Digital Journal reported on evocative words from former Apple executive Michael Hageloh this week. It’s a fantastic article, which we suggest reading in full here – but the long and the short of it is that Mr Hageloh is saying apps now have a pretty special and important place in the world. And for anyone involved in the app industry, that is good to read.
Apple has come on a long journey yet its app store is only six years old, so to say that apps have effectively become the beating heart of one of the world’s biggest brands is a significant statement to make. One of the key remarks made by Hageloh was this: “The App Store represents a turning point in the democratization of technology. It represents the iOS platform being opened up for collaboration and creativity. It’s not just Apple developers telling consumers what they can and can’t do with their devices, but also enabling them to have an input in shaping what Apple devices are capable of.”
“There’s no such thing as a free lunch” is an old saying that dates back to the 19th century, when American bars would offer a “free lunch” to get patrons through the door and buying drinks – the saying lives on to this day and is applied to pretty much anything where there’s a cost or “catch” involved in something that’s promoted as free.
The phrase could be applied to certain apps on the market. Those where you download a free game, but then find yourself constantly prompted to pay for upgrades and enhancements.
Well, the EU Commission is making it slightly trickier for app stores to advertise such apps as “free”, with a lengthy directive that includes the recommendation “Games advertised as “free” should not mislead consumers about the true costs involved.”
It appears that one of the main prompts for this move has been the old issues of children being advertised to, and children making accidental purchases.
A number of sources reported this week that Google Play has already conducted a review and removed the “Free” tag from any apps that feature in-app purchases.
There Are No Words

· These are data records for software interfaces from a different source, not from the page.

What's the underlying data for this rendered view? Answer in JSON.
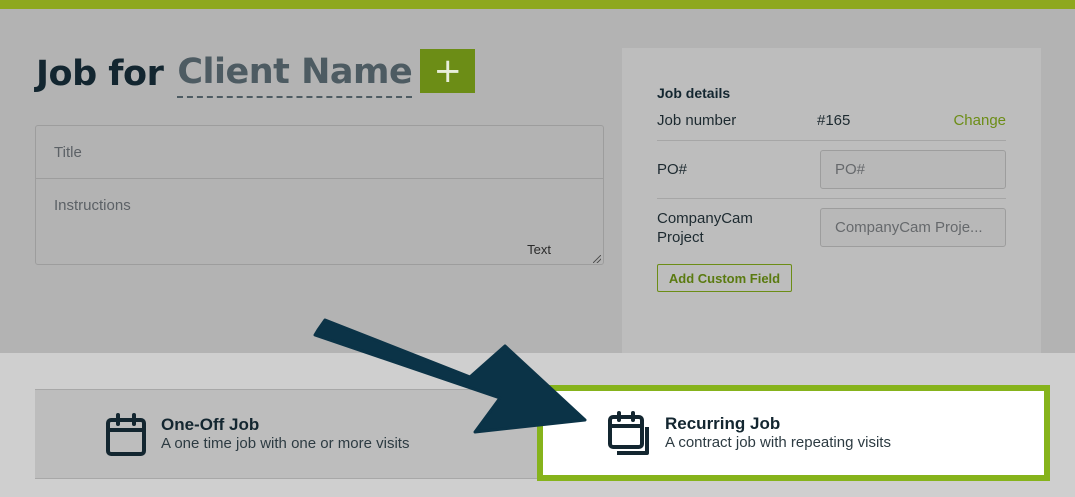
{
  "heading": {
    "prefix": "Job for",
    "client": "Client Name",
    "add_button": "+"
  },
  "form": {
    "title_placeholder": "Title",
    "instructions_placeholder": "Instructions",
    "text_hint": "Text"
  },
  "details": {
    "title": "Job details",
    "job_number_label": "Job number",
    "job_number_value": "#165",
    "change_label": "Change",
    "po_label": "PO#",
    "po_placeholder": "PO#",
    "companycam_label_1": "CompanyCam",
    "companycam_label_2": "Project",
    "companycam_placeholder": "CompanyCam Proje...",
    "custom_field_button": "Add Custom Field"
  },
  "job_types": [
    {
      "title": "One-Off Job",
      "description": "A one time job with one or more visits",
      "icon": "calendar-icon",
      "selected": false
    },
    {
      "title": "Recurring Job",
      "description": "A contract job with repeating visits",
      "icon": "calendar-stack-icon",
      "selected": true
    }
  ],
  "colors": {
    "accent_green": "#86b31b",
    "button_green": "#6c8d16",
    "arrow_navy": "#0b3347",
    "overlay_gray": "#b3b3b3"
  }
}
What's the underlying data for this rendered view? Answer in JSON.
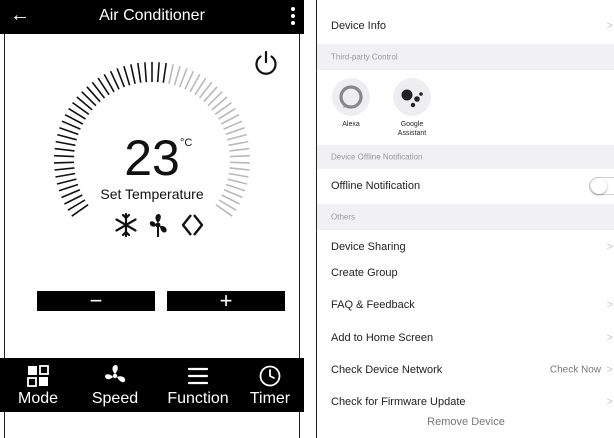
{
  "ac": {
    "title": "Air Conditioner",
    "back_glyph": "←",
    "temperature": "23",
    "unit": "°C",
    "set_label": "Set Temperature",
    "minus_label": "−",
    "plus_label": "+",
    "tabs": [
      {
        "label": "Mode",
        "icon": "mode-icon"
      },
      {
        "label": "Speed",
        "icon": "fan-icon"
      },
      {
        "label": "Function",
        "icon": "menu-icon"
      },
      {
        "label": "Timer",
        "icon": "clock-icon"
      }
    ],
    "status_icons": [
      "snowflake-icon",
      "fan-icon",
      "auto-swing-icon"
    ]
  },
  "settings": {
    "device_info": "Device Info",
    "section_third_party": "Third-party Control",
    "alexa": "Alexa",
    "google_line1": "Google",
    "google_line2": "Assistant",
    "section_offline": "Device Offline Notification",
    "offline_notification": "Offline Notification",
    "offline_enabled": false,
    "section_others": "Others",
    "device_sharing": "Device Sharing",
    "create_group": "Create Group",
    "faq": "FAQ & Feedback",
    "add_home": "Add to Home Screen",
    "check_network": "Check Device Network",
    "check_now": "Check Now",
    "firmware": "Check for Firmware Update",
    "remove": "Remove Device",
    "chevron": ">"
  }
}
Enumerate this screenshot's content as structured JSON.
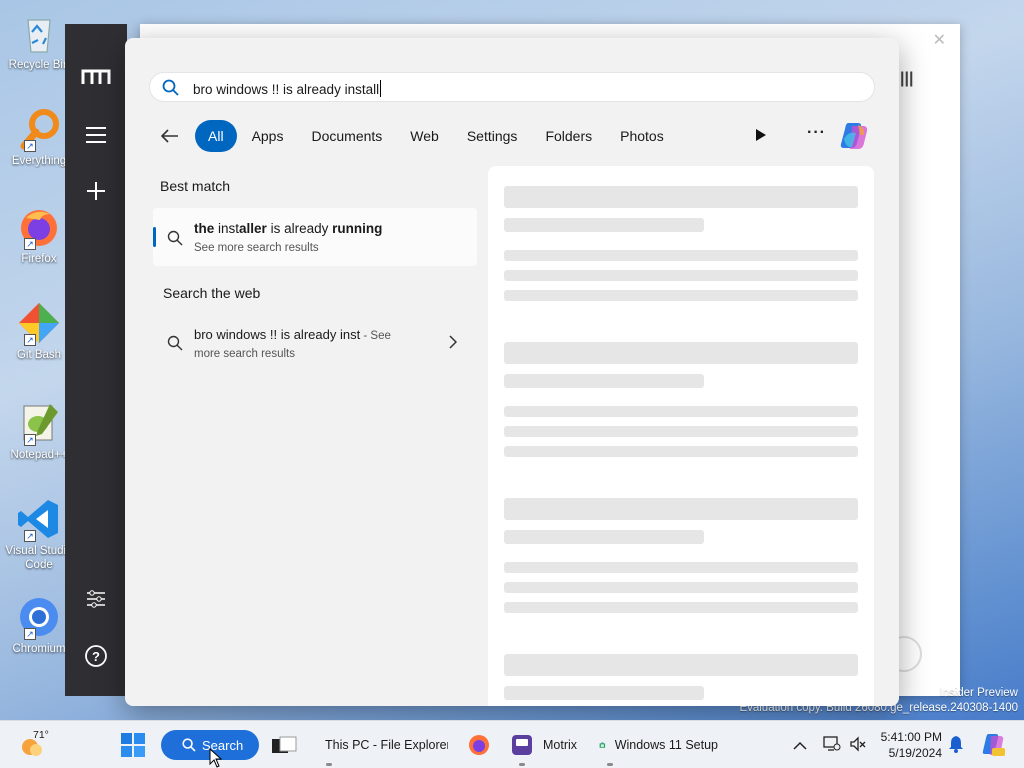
{
  "desktop": {
    "icons": [
      {
        "label": "Recycle Bin",
        "label2": ""
      },
      {
        "label": "Everything",
        "label2": ""
      },
      {
        "label": "Firefox",
        "label2": ""
      },
      {
        "label": "Git Bash",
        "label2": ""
      },
      {
        "label": "Notepad++",
        "label2": ""
      },
      {
        "label": "Visual Studio",
        "label2": "Code"
      },
      {
        "label": "Chromium",
        "label2": ""
      }
    ],
    "watermark_line1": "Insider Preview",
    "watermark_line2": "Evaluation copy. Build 26080.ge_release.240308-1400"
  },
  "search": {
    "query": "bro windows !! is already install",
    "filters": [
      "All",
      "Apps",
      "Documents",
      "Web",
      "Settings",
      "Folders",
      "Photos"
    ],
    "active_filter": "All",
    "best_match_heading": "Best match",
    "best_match": {
      "title_parts": [
        {
          "text": "the ",
          "bold": true
        },
        {
          "text": "inst",
          "bold": false
        },
        {
          "text": "aller",
          "bold": true
        },
        {
          "text": " is already ",
          "bold": false
        },
        {
          "text": "running",
          "bold": true
        }
      ],
      "subtitle": "See more search results"
    },
    "web_heading": "Search the web",
    "web_result": {
      "title": "bro windows !! is already inst",
      "suffix": " - See",
      "subtitle": "more search results"
    }
  },
  "taskbar": {
    "weather_temp": "71°",
    "search_label": "Search",
    "apps": [
      {
        "label": "This PC - File Explorer"
      },
      {
        "label": "Motrix"
      },
      {
        "label": "Windows 11 Setup"
      }
    ],
    "time": "5:41:00 PM",
    "date": "5/19/2024"
  },
  "colors": {
    "accent": "#0067c0",
    "taskbar_search": "#1e6fd9",
    "motrix_sidebar": "#2f2f33"
  }
}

A shameful piece of app news reached us this week. A number of media outlets were understandably outraged when a game entitled “MH17 Strikes Back” appeared on Google Play, following the fatal crash of the Malaysia Airlines plane carrying that flight number.
It appears that the developers of the existing game “Transporter Plane Strikes Back” decided to do a spot of re-branding as the world reeled from the tragedy. The game involves an aircraft flying over terrain and trying to avoid missiles fired from below, as well as firing back at targets on the ground. A message on the game states its condolences to the victims and proposes that it is a way to “express your anger and rememberance of all passengers and crews.” It is also said to be loaded with pop up ads, which further undermines an already weak attempt at making this look like some sort of tribute.
We’re not ones for getting on high horses here, but this oversteps the mark. The main issue is of course the offence to the grief stricken relatives of the victims, but as a footnote it is also an insult to everyone in app development who works hard to provide genuine entertainment, information and services to the world when the market is abused in this way.